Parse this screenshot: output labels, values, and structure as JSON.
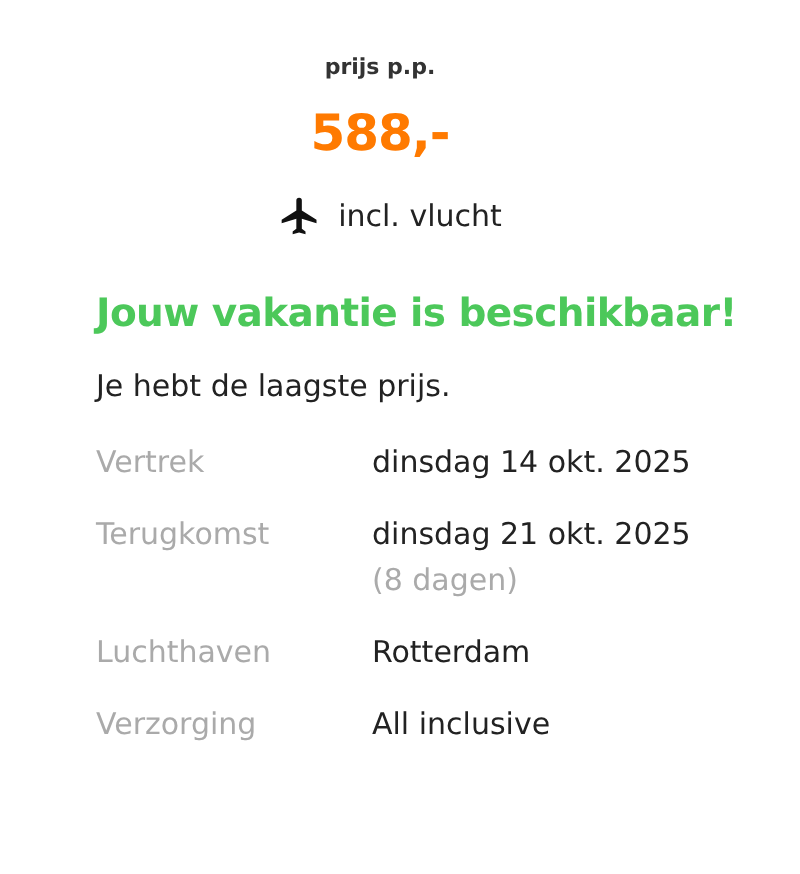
{
  "price": {
    "label": "prijs p.p.",
    "amount": "588,-",
    "includes": "incl. vlucht"
  },
  "availability": {
    "title": "Jouw vakantie is beschikbaar!",
    "message": "Je hebt de laagste prijs."
  },
  "details": [
    {
      "label": "Vertrek",
      "value": "dinsdag 14 okt. 2025"
    },
    {
      "label": "Terugkomst",
      "value": "dinsdag 21 okt. 2025",
      "note": "(8 dagen)"
    },
    {
      "label": "Luchthaven",
      "value": "Rotterdam"
    },
    {
      "label": "Verzorging",
      "value": "All inclusive"
    }
  ]
}
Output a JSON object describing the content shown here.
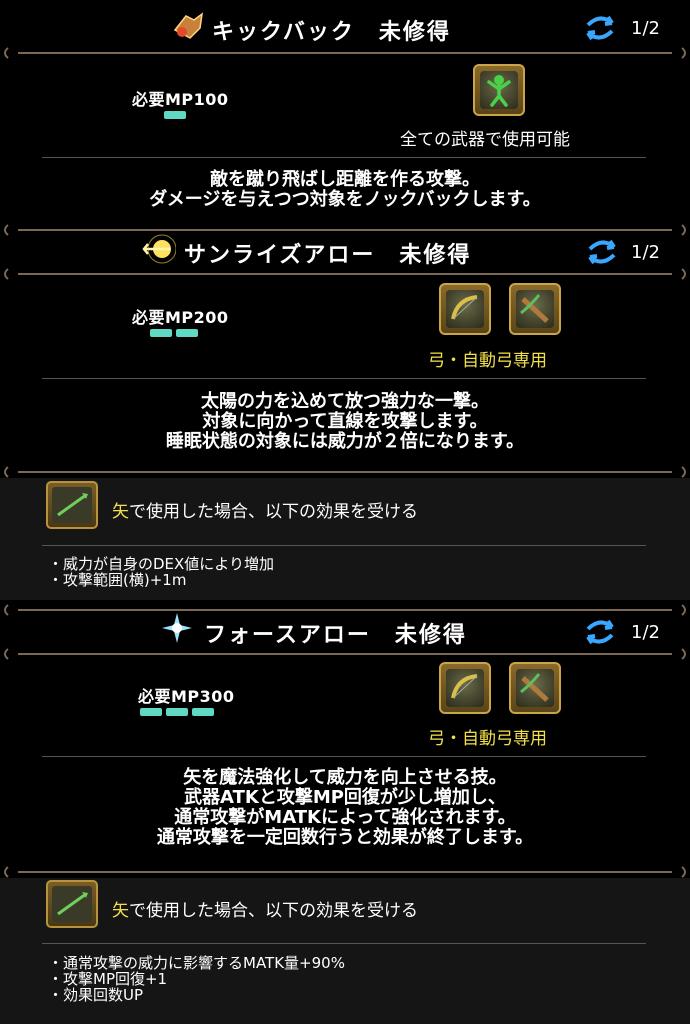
{
  "skills": [
    {
      "icon": "kickback-icon",
      "name": "キックバック　未修得",
      "page": "1/2",
      "mp_label": "必要MP100",
      "mp_pips": 1,
      "weapons": [
        "all-weapons-icon"
      ],
      "availability": "全ての武器で使用可能",
      "desc": [
        "敵を蹴り飛ばし距離を作る攻撃。",
        "ダメージを与えつつ対象をノックバックします。"
      ]
    },
    {
      "icon": "sunrise-arrow-icon",
      "name": "サンライズアロー　未修得",
      "page": "1/2",
      "mp_label": "必要MP200",
      "mp_pips": 2,
      "weapons": [
        "bow-icon",
        "crossbow-icon"
      ],
      "availability": "弓・自動弓専用",
      "desc": [
        "太陽の力を込めて放つ強力な一撃。",
        "対象に向かって直線を攻撃します。",
        "睡眠状態の対象には威力が２倍になります。"
      ],
      "effect": {
        "highlight": "矢",
        "title": "で使用した場合、以下の効果を受ける",
        "bullets": [
          "・威力が自身のDEX値により増加",
          "・攻撃範囲(横)+1m"
        ]
      }
    },
    {
      "icon": "force-arrow-icon",
      "name": "フォースアロー　未修得",
      "page": "1/2",
      "mp_label": "必要MP300",
      "mp_pips": 3,
      "weapons": [
        "bow-icon",
        "crossbow-icon"
      ],
      "availability": "弓・自動弓専用",
      "desc": [
        "矢を魔法強化して威力を向上させる技。",
        "武器ATKと攻撃MP回復が少し増加し、",
        "通常攻撃がMATKによって強化されます。",
        "通常攻撃を一定回数行うと効果が終了します。"
      ],
      "effect": {
        "highlight": "矢",
        "title": "で使用した場合、以下の効果を受ける",
        "bullets": [
          "・通常攻撃の威力に影響するMATK量+90%",
          "・攻撃MP回復+1",
          "・効果回数UP"
        ]
      }
    }
  ],
  "colors": {
    "mp_gauge": "#5fd9c4",
    "highlight": "#f2e04a",
    "frame_gold": "#c9a54a"
  }
}
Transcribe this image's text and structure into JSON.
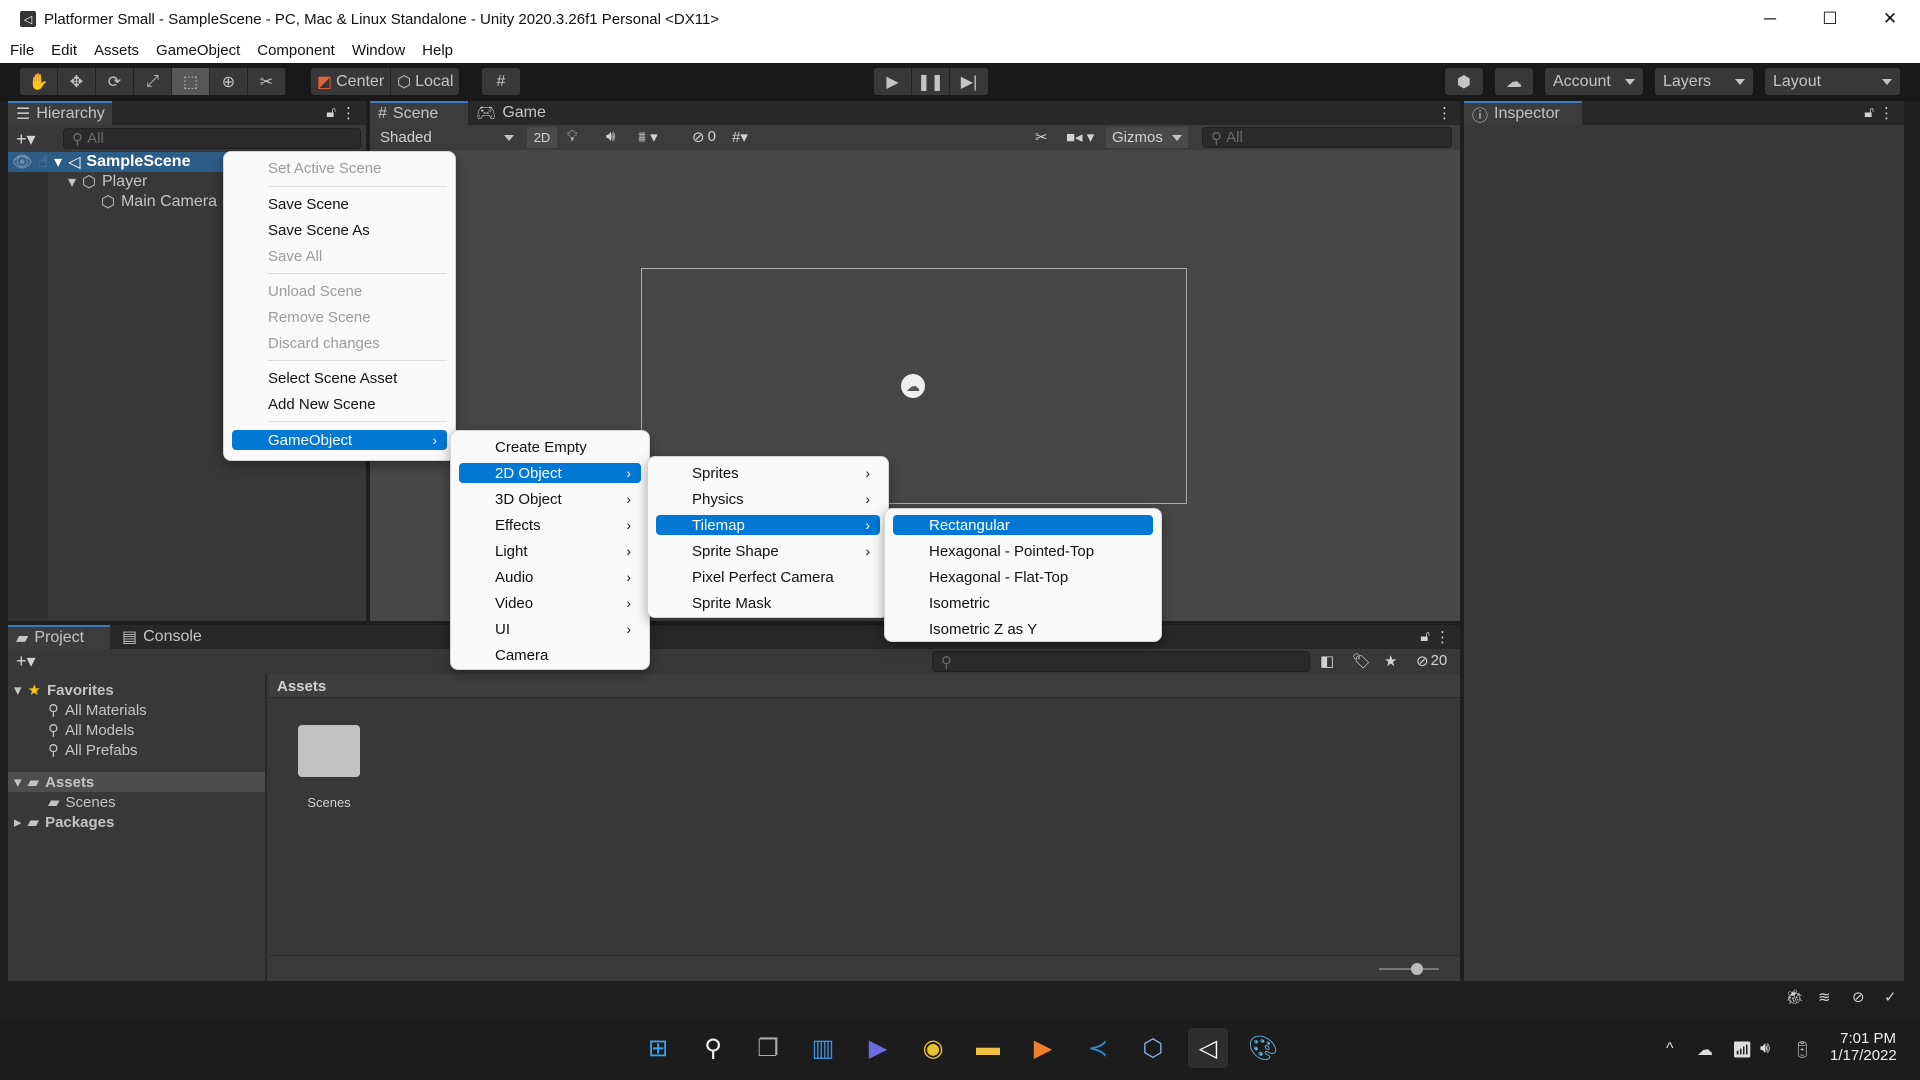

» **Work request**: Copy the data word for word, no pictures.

» **Output for this task**:
Parse this screenshot: output labels, values, and structure as JSON.
{
  "price": {
    "label": "prijs p.p.",
    "amount": "588,-",
    "includes": "incl. vlucht"
  },
  "availability": {
    "title": "Jouw vakantie is beschikbaar!",
    "message": "Je hebt de laagste prijs."
  },
  "details": [
    {
      "label": "Vertrek",
      "value": "dinsdag 14 okt. 2025"
    },
    {
      "label": "Terugkomst",
      "value": "dinsdag 21 okt. 2025",
      "note": "(8 dagen)"
    },
    {
      "label": "Luchthaven",
      "value": "Rotterdam"
    },
    {
      "label": "Verzorging",
      "value": "All inclusive"
    }
  ]
}
Output a JSON object describing the content shown here.
{
  "skills": [
    {
      "icon": "kickback-icon",
      "name": "キックバック　未修得",
      "page": "1/2",
      "mp_label": "必要MP100",
      "mp_pips": 1,
      "weapons": [
        "all-weapons-icon"
      ],
      "availability": "全ての武器で使用可能",
      "desc": [
        "敵を蹴り飛ばし距離を作る攻撃。",
        "ダメージを与えつつ対象をノックバックします。"
      ]
    },
    {
      "icon": "sunrise-arrow-icon",
      "name": "サンライズアロー　未修得",
      "page": "1/2",
      "mp_label": "必要MP200",
      "mp_pips": 2,
      "weapons": [
        "bow-icon",
        "crossbow-icon"
      ],
      "availability": "弓・自動弓専用",
      "desc": [
        "太陽の力を込めて放つ強力な一撃。",
        "対象に向かって直線を攻撃します。",
        "睡眠状態の対象には威力が２倍になります。"
      ],
      "effect": {
        "highlight": "矢",
        "title": "で使用した場合、以下の効果を受ける",
        "bullets": [
          "・威力が自身のDEX値により増加",
          "・攻撃範囲(横)+1m"
        ]
      }
    },
    {
      "icon": "force-arrow-icon",
      "name": "フォースアロー　未修得",
      "page": "1/2",
      "mp_label": "必要MP300",
      "mp_pips": 3,
      "weapons": [
        "bow-icon",
        "crossbow-icon"
      ],
      "availability": "弓・自動弓専用",
      "desc": [
        "矢を魔法強化して威力を向上させる技。",
        "武器ATKと攻撃MP回復が少し増加し、",
        "通常攻撃がMATKによって強化されます。",
        "通常攻撃を一定回数行うと効果が終了します。"
      ],
      "effect": {
        "highlight": "矢",
        "title": "で使用した場合、以下の効果を受ける",
        "bullets": [
          "・通常攻撃の威力に影響するMATK量+90%",
          "・攻撃MP回復+1",
          "・効果回数UP"
        ]
      }
    }
  ],
  "colors": {
    "mp_gauge": "#5fd9c4",
    "highlight": "#f2e04a",
    "frame_gold": "#c9a54a"
  }
}
Transcribe this image's text and structure into JSON.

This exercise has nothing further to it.